Instead, he said, his team of engineers are using satellite images, aerial photographs and specially designed software to do in less than 24 hours what used to take weeks. He calls it “remote solar design."
“It is what we pioneered. It is where we are leveraging,” he said.
Building on success in the US, the company late last year announced it was expanding abroad by taking an equity stake in a solar start-up in the Netherlands, Zonline, and giving it access to the new technology.
The new service went live in April this year. During the first three months of operation, Zonline director Roebyem Anders said, the company received more than 3000 estimate requests and sold close to 150 solar panel installations.
“We have been very successful. It has exceeded expectations,” she said. Next year, she wants to sell 1,000 installations.
The reason for choosing the Netherlands, Kennedy said, was not that orange is both the company’s and the country’s national colour, but, among other things, that electricity prices are high enough for solar to be competitive.
“We are at a tipping point,” he said. “Electricity prices across the continent dictate that solar makes sense.”
Electricity prices have been rising for years, while those for solar panels have been falling. Neither trend is expected to come to a halt anytime soon, and to a growing number of home-owners the relatively big investment in a solar panel installation is looking less and less frightening.
According to a typical Zonline estimate, a €6,600 system of 12 solar panels on an average house in the Netherlands somewhere would save the owner almost €30,000 in electricity bills over the course of 25 years. It would provide almost three quarters of the household’s total electricity consumption.
Sungevity’s foray into the Netherlands is “something of a test”, Kennedy said, to see if it could survive in a highly competitive European market. If so, he plans to expand even further.
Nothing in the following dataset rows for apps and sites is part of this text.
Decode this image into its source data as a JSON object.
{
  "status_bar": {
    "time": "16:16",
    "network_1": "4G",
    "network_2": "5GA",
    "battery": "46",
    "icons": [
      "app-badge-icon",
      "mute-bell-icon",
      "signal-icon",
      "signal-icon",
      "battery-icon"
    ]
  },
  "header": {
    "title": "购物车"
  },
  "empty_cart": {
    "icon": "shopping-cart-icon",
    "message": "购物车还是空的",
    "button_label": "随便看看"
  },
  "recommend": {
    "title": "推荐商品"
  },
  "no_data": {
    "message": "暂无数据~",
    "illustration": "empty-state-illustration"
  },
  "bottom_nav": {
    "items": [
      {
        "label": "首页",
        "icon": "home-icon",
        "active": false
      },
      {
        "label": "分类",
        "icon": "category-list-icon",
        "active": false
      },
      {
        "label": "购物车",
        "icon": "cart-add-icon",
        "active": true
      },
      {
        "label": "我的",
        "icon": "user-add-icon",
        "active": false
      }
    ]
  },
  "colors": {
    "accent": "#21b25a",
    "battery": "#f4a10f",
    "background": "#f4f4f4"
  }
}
“We are very interested in Europe. We are looking further afield,” he said.